After going through all the trouble of removing emerging nasty weeds, you might ask yourself, why make the effort to pull out such beautiful flowering weeds. 

The answer: weeds affect plants and may cause significant damage to surrounding plants and lawn.

Weeds Rob Soil Of Nutrients

Like other plants, weeds such as wild violet also put up a fight to survive. And they are quite good at doing that. In fact, they can completely rob your garden soil of vital nutrients, causing your existing plants and flowers and vegetables to stunt while the weed flourishes and takes over all your garden beds.

Many Weeds Are Invasive

These pesky plants, including wild violets, ground ivy, creeping charlie and purple dead nettle can quickly spread and overtake your garden if not dealt with in a timely manner.

They don’t only invade lawns or flower beds, but they will attack container plants as well. And in comparison to other mature plants, weeds are quite hardy survivors.

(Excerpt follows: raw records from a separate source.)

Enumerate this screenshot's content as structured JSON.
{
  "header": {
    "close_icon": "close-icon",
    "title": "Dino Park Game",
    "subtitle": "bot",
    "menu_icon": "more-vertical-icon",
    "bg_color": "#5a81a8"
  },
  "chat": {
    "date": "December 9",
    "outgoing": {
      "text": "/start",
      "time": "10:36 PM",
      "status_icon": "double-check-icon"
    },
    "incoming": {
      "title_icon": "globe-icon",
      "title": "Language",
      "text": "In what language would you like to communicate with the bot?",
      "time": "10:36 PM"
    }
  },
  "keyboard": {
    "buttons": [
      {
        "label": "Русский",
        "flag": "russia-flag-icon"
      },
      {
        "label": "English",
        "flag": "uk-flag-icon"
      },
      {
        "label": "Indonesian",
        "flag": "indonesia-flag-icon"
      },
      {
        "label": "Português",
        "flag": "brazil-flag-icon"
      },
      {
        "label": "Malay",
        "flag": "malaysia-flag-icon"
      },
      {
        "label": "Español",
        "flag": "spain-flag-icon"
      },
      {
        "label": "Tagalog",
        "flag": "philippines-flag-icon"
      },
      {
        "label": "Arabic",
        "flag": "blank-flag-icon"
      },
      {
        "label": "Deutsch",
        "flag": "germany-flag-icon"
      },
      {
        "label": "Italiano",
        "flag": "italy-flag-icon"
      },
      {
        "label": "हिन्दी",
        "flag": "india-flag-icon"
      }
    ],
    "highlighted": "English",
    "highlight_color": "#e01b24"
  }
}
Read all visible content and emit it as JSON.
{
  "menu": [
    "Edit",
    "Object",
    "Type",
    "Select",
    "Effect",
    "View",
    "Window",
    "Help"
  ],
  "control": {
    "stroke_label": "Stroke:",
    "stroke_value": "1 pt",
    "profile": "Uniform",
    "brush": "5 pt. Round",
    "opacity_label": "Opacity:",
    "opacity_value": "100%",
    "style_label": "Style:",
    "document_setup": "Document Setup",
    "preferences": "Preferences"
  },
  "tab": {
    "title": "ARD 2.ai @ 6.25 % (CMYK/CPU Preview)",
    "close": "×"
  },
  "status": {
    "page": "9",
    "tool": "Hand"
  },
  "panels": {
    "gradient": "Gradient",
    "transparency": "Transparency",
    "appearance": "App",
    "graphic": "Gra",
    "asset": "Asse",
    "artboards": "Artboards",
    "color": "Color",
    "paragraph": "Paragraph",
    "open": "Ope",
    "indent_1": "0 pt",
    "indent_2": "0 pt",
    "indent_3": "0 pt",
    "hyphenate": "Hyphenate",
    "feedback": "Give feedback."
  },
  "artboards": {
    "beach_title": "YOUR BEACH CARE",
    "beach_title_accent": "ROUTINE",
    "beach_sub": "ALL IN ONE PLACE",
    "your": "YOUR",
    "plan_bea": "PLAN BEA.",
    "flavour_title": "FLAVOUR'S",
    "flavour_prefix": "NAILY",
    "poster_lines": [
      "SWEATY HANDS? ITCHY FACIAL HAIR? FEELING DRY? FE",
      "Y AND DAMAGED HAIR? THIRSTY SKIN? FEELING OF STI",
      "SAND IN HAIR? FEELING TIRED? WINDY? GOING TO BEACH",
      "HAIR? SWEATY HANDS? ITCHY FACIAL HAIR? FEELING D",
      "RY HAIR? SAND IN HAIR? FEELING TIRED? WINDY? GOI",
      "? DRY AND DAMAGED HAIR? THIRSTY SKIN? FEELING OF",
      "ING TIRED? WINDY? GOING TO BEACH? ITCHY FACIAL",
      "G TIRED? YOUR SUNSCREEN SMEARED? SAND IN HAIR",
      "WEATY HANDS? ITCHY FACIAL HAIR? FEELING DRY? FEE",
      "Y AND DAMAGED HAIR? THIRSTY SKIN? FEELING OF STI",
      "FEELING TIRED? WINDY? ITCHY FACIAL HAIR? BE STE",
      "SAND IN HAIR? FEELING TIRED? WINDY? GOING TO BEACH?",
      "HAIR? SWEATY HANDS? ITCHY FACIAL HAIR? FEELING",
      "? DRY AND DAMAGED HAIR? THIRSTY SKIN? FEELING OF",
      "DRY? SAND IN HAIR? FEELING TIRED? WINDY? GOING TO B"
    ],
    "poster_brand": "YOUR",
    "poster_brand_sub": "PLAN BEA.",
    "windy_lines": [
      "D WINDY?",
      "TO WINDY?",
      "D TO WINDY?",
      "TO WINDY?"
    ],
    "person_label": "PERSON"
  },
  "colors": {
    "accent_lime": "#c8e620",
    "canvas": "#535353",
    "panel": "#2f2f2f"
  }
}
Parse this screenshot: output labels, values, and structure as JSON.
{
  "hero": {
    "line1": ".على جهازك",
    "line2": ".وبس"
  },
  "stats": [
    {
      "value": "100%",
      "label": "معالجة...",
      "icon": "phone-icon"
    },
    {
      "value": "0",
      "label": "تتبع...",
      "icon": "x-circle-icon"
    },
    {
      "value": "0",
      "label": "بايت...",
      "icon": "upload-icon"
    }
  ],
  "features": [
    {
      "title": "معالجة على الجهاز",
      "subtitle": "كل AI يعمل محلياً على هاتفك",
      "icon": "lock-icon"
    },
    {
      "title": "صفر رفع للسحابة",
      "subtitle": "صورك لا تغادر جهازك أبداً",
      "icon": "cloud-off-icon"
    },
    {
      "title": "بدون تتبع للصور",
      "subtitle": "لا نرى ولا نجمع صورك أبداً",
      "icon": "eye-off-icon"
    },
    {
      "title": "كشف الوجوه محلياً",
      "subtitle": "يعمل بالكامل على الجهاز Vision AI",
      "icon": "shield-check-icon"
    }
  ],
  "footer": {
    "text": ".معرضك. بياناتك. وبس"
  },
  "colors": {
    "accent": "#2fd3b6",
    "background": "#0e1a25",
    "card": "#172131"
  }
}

Depletion Of Water

During the growing season, we all know that our plants and vegetables are in need of good amounts of water.

They are resilient plants and will not hesitate to ‘share’ the water given to surrounding plants without limit soon depriving them of the moisture that they so desperately need. 

Crowding Other Plants

There are a few weeds like purple dead nettle with vigorous growth that can grow to be tall and wide, vertically outgrowing other surrounding garden plants and eventually causing some problems.

Blocking Sunlight

All garden plants need at least a bit of sunshine in order to survive. Large weeds like wild violet, creeping charlie or ground ivy can shade other plants, blocking out the light that is required for healthy growth.

Blocking Airflow

Big amounts of ground ivy weeds may crowd other plants. This blocks the flow of air between the plants. Without sufficient air flow, the soil in your garden will struggle to dry out after a shower, for example.

Over time, while the soil stays too moist for too long, your plants and moist areas may become susceptible to diseases, mildew and molds.


Having mentioned all the above, please note that there are certain benefits to mint family weeds growing in your garden landscape or across a field. One example is helping control soil erosion. If you are landscaping on a slope, for instance, their aggressive growth can help to quickly stabilize the soil on a sloping bank.

So be sure to learn about them before going on a weed removal spree!

They should, however, not get the upper hand in your garden, so try to keep them at bay. Besides, the purple flower adds a pretty look after all.